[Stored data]
● ● ● ● ●

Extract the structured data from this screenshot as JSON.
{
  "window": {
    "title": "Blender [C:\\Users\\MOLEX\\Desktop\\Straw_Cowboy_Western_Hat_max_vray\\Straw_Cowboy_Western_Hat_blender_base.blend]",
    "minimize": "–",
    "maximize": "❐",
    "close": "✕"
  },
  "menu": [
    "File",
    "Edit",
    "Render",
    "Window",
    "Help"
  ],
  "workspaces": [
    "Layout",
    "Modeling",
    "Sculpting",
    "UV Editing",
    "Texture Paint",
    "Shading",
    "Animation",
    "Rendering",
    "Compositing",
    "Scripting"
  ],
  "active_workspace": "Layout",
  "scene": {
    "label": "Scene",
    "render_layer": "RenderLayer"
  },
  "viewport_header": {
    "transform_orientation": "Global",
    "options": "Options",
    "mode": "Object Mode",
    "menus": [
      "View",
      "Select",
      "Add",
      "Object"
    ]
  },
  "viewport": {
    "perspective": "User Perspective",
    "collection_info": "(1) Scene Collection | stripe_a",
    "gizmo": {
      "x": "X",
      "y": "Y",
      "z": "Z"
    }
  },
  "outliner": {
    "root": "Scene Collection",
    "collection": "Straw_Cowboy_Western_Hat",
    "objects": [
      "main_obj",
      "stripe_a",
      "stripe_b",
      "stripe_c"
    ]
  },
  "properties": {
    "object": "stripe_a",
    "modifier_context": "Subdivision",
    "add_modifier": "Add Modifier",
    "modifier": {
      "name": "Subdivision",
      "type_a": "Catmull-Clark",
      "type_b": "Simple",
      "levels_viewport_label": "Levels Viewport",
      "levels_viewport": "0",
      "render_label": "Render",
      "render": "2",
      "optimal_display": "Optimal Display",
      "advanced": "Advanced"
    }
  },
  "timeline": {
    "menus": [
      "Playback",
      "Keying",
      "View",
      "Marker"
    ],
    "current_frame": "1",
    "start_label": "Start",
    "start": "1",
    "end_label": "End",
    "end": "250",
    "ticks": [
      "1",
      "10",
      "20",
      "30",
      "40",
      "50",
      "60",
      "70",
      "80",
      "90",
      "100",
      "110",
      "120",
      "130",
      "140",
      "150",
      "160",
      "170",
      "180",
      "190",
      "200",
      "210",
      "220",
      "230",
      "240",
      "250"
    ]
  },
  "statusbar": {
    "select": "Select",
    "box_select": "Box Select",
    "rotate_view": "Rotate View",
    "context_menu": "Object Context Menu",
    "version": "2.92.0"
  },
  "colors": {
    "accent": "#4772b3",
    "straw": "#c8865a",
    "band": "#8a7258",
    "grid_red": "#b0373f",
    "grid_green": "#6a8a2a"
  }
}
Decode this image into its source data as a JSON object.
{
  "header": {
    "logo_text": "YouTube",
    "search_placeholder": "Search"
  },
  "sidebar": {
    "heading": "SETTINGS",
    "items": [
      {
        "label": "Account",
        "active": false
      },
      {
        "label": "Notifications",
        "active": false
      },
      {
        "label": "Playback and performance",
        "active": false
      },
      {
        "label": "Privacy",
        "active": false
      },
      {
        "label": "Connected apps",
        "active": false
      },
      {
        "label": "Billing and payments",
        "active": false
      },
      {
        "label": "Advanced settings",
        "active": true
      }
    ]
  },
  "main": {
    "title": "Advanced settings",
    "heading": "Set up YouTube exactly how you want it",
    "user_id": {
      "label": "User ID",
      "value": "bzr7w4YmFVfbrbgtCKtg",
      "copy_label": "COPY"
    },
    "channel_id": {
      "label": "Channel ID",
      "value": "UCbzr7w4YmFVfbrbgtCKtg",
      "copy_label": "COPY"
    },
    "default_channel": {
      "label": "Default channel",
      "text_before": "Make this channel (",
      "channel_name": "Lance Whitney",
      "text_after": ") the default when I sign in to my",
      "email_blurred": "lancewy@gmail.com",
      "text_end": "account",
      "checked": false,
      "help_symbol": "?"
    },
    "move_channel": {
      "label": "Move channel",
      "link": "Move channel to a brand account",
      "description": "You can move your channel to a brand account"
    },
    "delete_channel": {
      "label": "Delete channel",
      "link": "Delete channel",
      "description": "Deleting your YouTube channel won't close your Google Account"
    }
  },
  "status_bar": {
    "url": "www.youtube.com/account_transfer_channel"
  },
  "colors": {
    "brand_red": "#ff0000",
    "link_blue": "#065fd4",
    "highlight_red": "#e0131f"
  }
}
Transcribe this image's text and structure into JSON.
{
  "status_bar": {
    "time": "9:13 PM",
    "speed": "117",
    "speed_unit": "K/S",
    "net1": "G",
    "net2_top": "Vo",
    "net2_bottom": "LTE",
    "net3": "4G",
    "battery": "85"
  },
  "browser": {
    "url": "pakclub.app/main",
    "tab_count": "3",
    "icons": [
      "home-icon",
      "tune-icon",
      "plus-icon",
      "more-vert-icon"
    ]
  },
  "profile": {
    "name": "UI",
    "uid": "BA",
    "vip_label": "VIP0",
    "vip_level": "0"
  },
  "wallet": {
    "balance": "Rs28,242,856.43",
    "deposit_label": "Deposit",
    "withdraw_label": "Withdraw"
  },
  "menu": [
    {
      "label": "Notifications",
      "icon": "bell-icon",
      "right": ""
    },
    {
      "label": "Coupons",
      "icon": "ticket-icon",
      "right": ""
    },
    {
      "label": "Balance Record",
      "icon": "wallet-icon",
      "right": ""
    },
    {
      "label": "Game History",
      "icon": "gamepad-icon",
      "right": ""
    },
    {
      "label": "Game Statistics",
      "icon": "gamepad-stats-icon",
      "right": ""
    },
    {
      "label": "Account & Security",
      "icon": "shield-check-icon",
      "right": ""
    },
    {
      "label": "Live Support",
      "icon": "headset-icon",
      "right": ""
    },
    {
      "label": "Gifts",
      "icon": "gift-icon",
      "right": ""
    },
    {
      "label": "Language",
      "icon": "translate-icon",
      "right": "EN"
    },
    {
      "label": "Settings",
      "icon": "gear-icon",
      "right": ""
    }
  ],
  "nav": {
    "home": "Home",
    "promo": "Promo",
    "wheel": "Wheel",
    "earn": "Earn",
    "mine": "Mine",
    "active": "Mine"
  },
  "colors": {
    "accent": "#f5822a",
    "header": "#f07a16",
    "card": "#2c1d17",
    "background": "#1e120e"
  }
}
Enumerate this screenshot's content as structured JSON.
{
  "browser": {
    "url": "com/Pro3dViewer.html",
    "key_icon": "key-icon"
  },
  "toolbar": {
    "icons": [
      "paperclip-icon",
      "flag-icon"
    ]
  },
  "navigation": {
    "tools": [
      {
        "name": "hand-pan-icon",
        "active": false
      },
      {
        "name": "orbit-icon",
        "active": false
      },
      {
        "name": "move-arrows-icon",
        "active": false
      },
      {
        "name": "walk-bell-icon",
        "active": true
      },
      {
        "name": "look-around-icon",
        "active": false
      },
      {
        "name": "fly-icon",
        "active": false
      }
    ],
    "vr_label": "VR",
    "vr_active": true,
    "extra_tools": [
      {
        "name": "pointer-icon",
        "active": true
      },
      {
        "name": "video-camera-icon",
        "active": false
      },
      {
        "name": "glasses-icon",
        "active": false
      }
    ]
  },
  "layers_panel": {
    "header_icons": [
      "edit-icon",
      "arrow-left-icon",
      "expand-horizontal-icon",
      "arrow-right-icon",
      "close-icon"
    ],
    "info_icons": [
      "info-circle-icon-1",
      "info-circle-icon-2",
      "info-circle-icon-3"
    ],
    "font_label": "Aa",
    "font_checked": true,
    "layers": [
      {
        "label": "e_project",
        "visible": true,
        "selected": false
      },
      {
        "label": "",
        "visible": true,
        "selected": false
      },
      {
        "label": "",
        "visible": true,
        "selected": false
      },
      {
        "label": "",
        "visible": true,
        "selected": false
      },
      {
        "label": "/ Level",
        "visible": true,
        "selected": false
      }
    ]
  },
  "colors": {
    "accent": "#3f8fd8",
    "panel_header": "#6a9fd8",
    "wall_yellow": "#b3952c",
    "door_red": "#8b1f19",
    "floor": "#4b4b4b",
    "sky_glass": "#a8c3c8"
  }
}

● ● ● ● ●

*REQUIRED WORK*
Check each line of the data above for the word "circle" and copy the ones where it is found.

*RESPONSE*
      "info-circle-icon-1",
      "info-circle-icon-2",
      "info-circle-icon-3"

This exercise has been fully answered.